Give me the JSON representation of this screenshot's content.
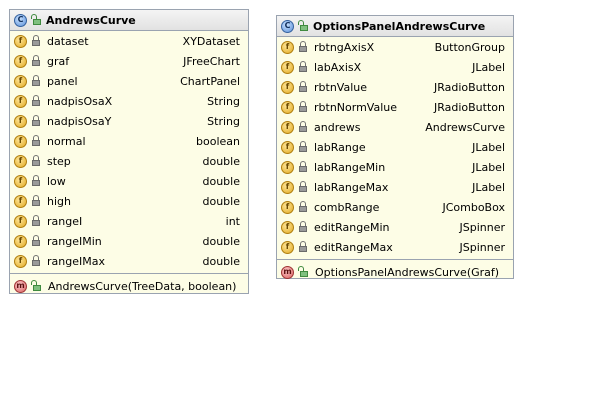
{
  "classes": [
    {
      "title": "AndrewsCurve",
      "header_badge": "C",
      "fields": [
        {
          "name": "dataset",
          "type": "XYDataset"
        },
        {
          "name": "graf",
          "type": "JFreeChart"
        },
        {
          "name": "panel",
          "type": "ChartPanel"
        },
        {
          "name": "nadpisOsaX",
          "type": "String"
        },
        {
          "name": "nadpisOsaY",
          "type": "String"
        },
        {
          "name": "normal",
          "type": "boolean"
        },
        {
          "name": "step",
          "type": "double"
        },
        {
          "name": "low",
          "type": "double"
        },
        {
          "name": "high",
          "type": "double"
        },
        {
          "name": "rangeI",
          "type": "int"
        },
        {
          "name": "rangeIMin",
          "type": "double"
        },
        {
          "name": "rangeIMax",
          "type": "double"
        }
      ],
      "methods": [
        {
          "signature": "AndrewsCurve(TreeData, boolean)"
        }
      ]
    },
    {
      "title": "OptionsPanelAndrewsCurve",
      "header_badge": "C",
      "fields": [
        {
          "name": "rbtngAxisX",
          "type": "ButtonGroup"
        },
        {
          "name": "labAxisX",
          "type": "JLabel"
        },
        {
          "name": "rbtnValue",
          "type": "JRadioButton"
        },
        {
          "name": "rbtnNormValue",
          "type": "JRadioButton"
        },
        {
          "name": "andrews",
          "type": "AndrewsCurve"
        },
        {
          "name": "labRange",
          "type": "JLabel"
        },
        {
          "name": "labRangeMin",
          "type": "JLabel"
        },
        {
          "name": "labRangeMax",
          "type": "JLabel"
        },
        {
          "name": "combRange",
          "type": "JComboBox"
        },
        {
          "name": "editRangeMin",
          "type": "JSpinner"
        },
        {
          "name": "editRangeMax",
          "type": "JSpinner"
        }
      ],
      "methods": [
        {
          "signature": "OptionsPanelAndrewsCurve(Graf)"
        }
      ]
    }
  ],
  "badges": {
    "field": "f",
    "method": "m"
  },
  "colors": {
    "box_fill": "#fdfde6",
    "border": "#9aa3b0",
    "header": "#e8e8e8"
  },
  "icons": {
    "class": "class-icon",
    "field": "field-icon",
    "method": "method-icon",
    "private": "lock-icon",
    "public": "public-access-icon"
  }
}
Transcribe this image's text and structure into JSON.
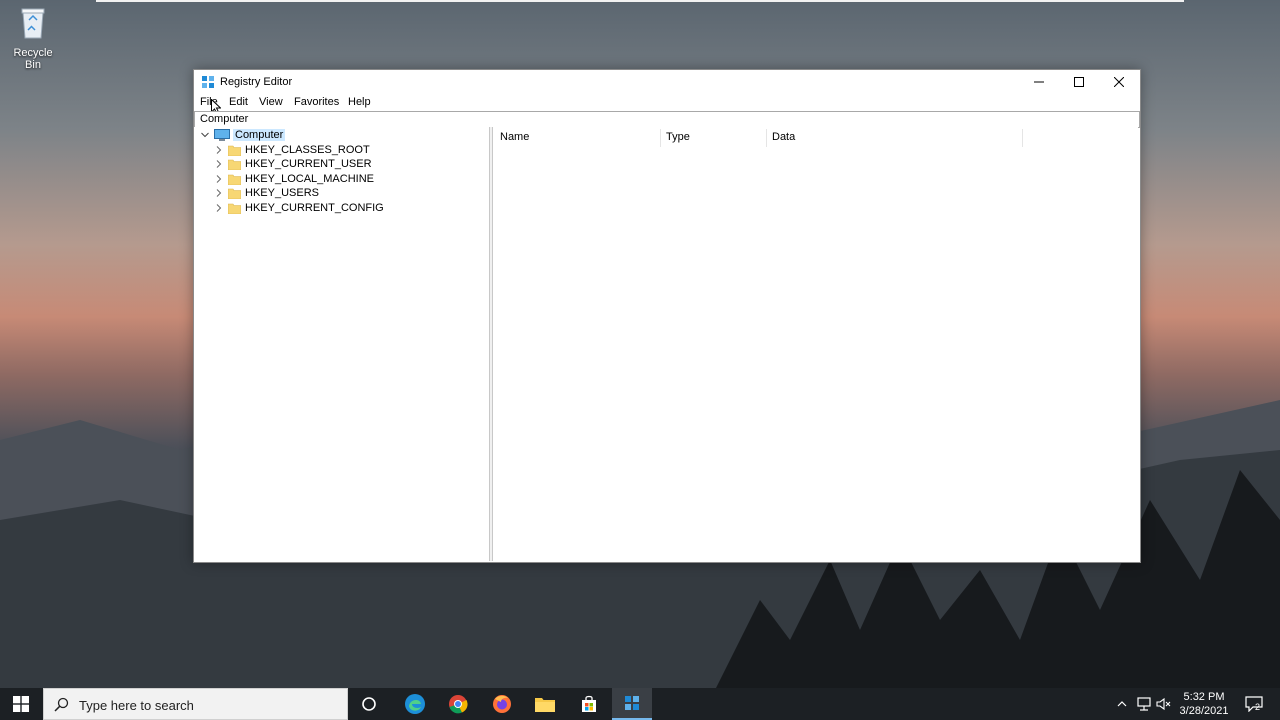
{
  "desktop": {
    "recycle_bin_label": "Recycle Bin"
  },
  "window": {
    "title": "Registry Editor",
    "menu": [
      "File",
      "Edit",
      "View",
      "Favorites",
      "Help"
    ],
    "address": "Computer",
    "tree": {
      "root": "Computer",
      "children": [
        "HKEY_CLASSES_ROOT",
        "HKEY_CURRENT_USER",
        "HKEY_LOCAL_MACHINE",
        "HKEY_USERS",
        "HKEY_CURRENT_CONFIG"
      ]
    },
    "columns": [
      "Name",
      "Type",
      "Data"
    ]
  },
  "taskbar": {
    "search_placeholder": "Type here to search",
    "time": "5:32 PM",
    "date": "3/28/2021",
    "notification_count": "2"
  },
  "colors": {
    "selection": "#cce8ff",
    "taskbar": "#1c2024",
    "accent": "#76b9ed"
  }
}
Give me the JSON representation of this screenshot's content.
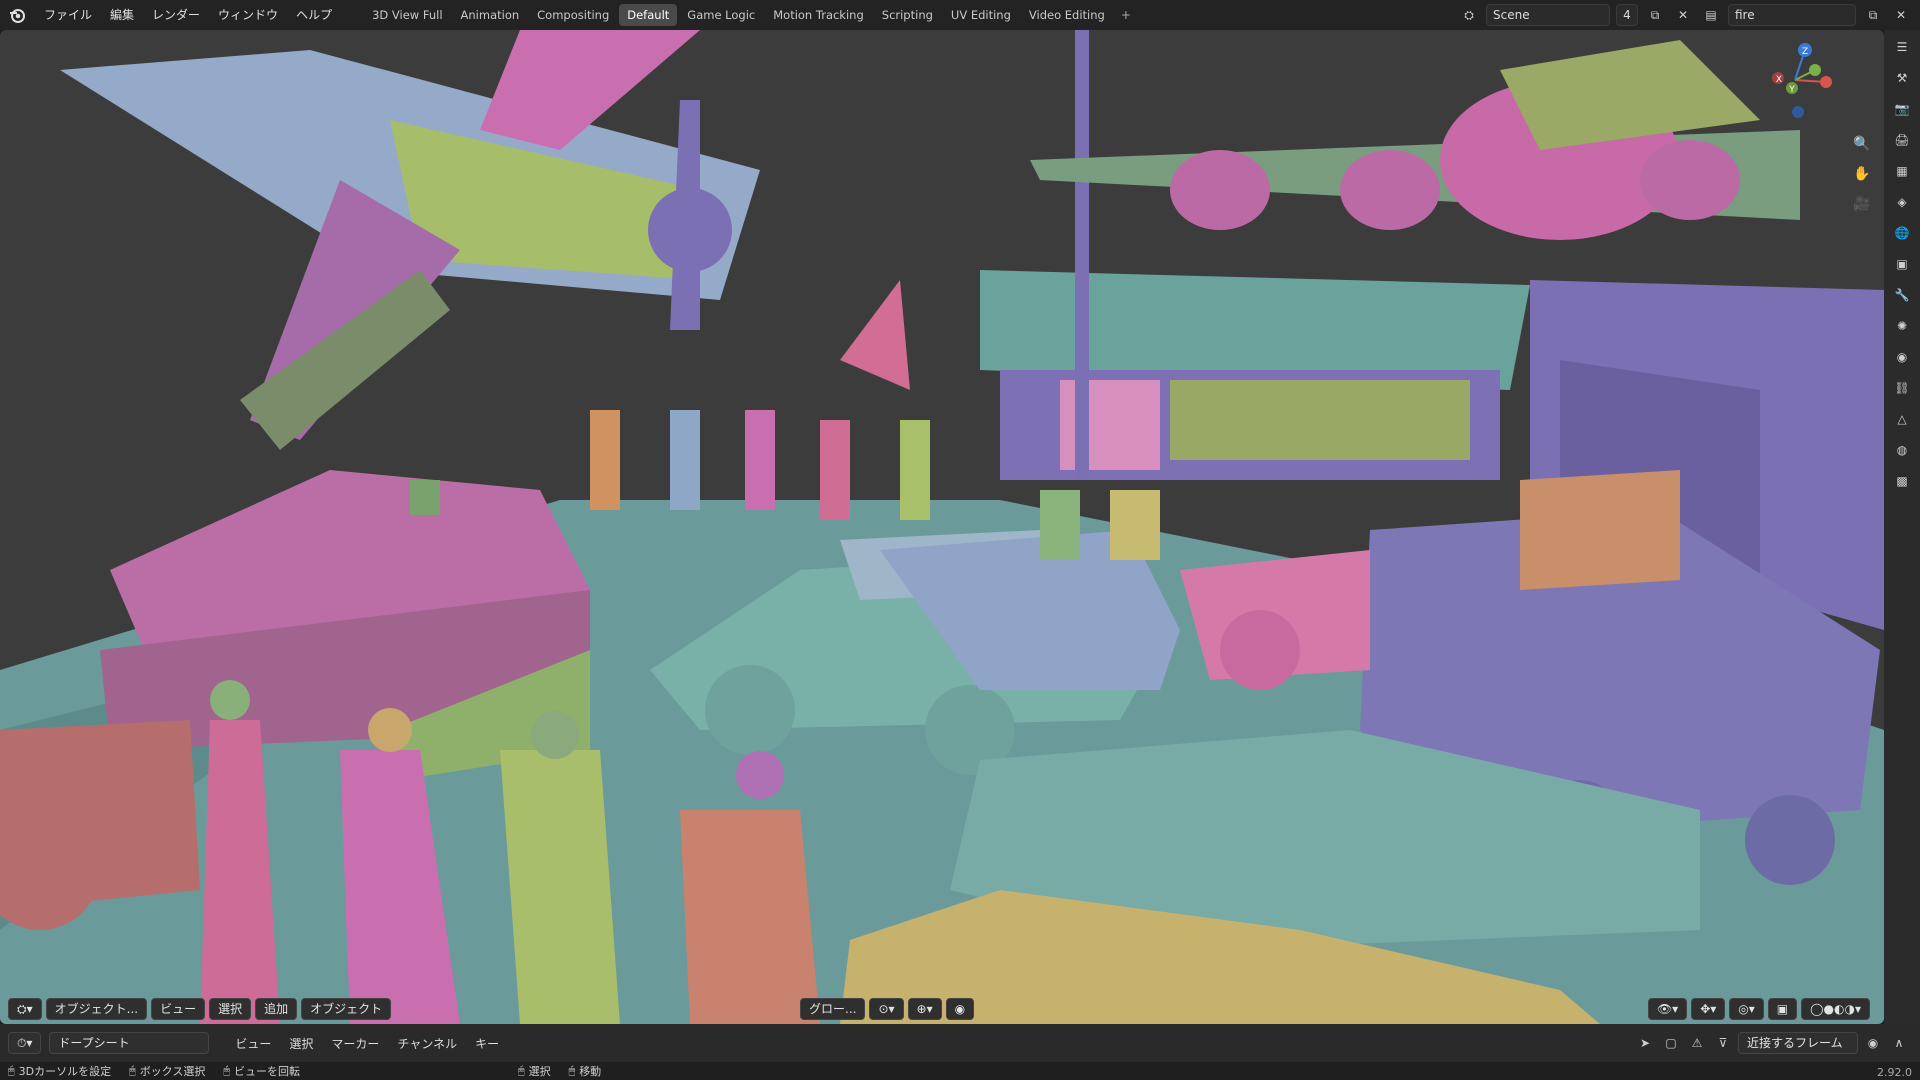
{
  "menu": [
    "ファイル",
    "編集",
    "レンダー",
    "ウィンドウ",
    "ヘルプ"
  ],
  "tabs": [
    {
      "label": "3D View Full"
    },
    {
      "label": "Animation"
    },
    {
      "label": "Compositing"
    },
    {
      "label": "Default",
      "active": true
    },
    {
      "label": "Game Logic"
    },
    {
      "label": "Motion Tracking"
    },
    {
      "label": "Scripting"
    },
    {
      "label": "UV Editing"
    },
    {
      "label": "Video Editing"
    }
  ],
  "scene": {
    "name": "Scene",
    "count": "4",
    "view_layer": "fire"
  },
  "viewport_header": {
    "mode": "オブジェクト...",
    "view": "ビュー",
    "select": "選択",
    "add": "追加",
    "object": "オブジェクト",
    "orientation": "グロー..."
  },
  "timeline": {
    "editor": "ドープシート",
    "menu": [
      "ビュー",
      "選択",
      "マーカー",
      "チャンネル",
      "キー"
    ],
    "snap": "近接するフレーム"
  },
  "status": {
    "items": [
      "3Dカーソルを設定",
      "ボックス選択",
      "ビューを回転",
      "選択",
      "移動"
    ],
    "version": "2.92.0"
  },
  "gizmo_axes": {
    "x": "X",
    "y": "Y",
    "z": "Z"
  },
  "icons": {
    "logo": "blender-logo-icon",
    "zoom": "zoom-icon",
    "pan": "hand-icon",
    "camera": "camera-icon"
  }
}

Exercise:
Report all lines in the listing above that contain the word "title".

Written response:
      "title": "AndrewsCurve",
      "title": "OptionsPanelAndrewsCurve",
    "title": "Registry Editor",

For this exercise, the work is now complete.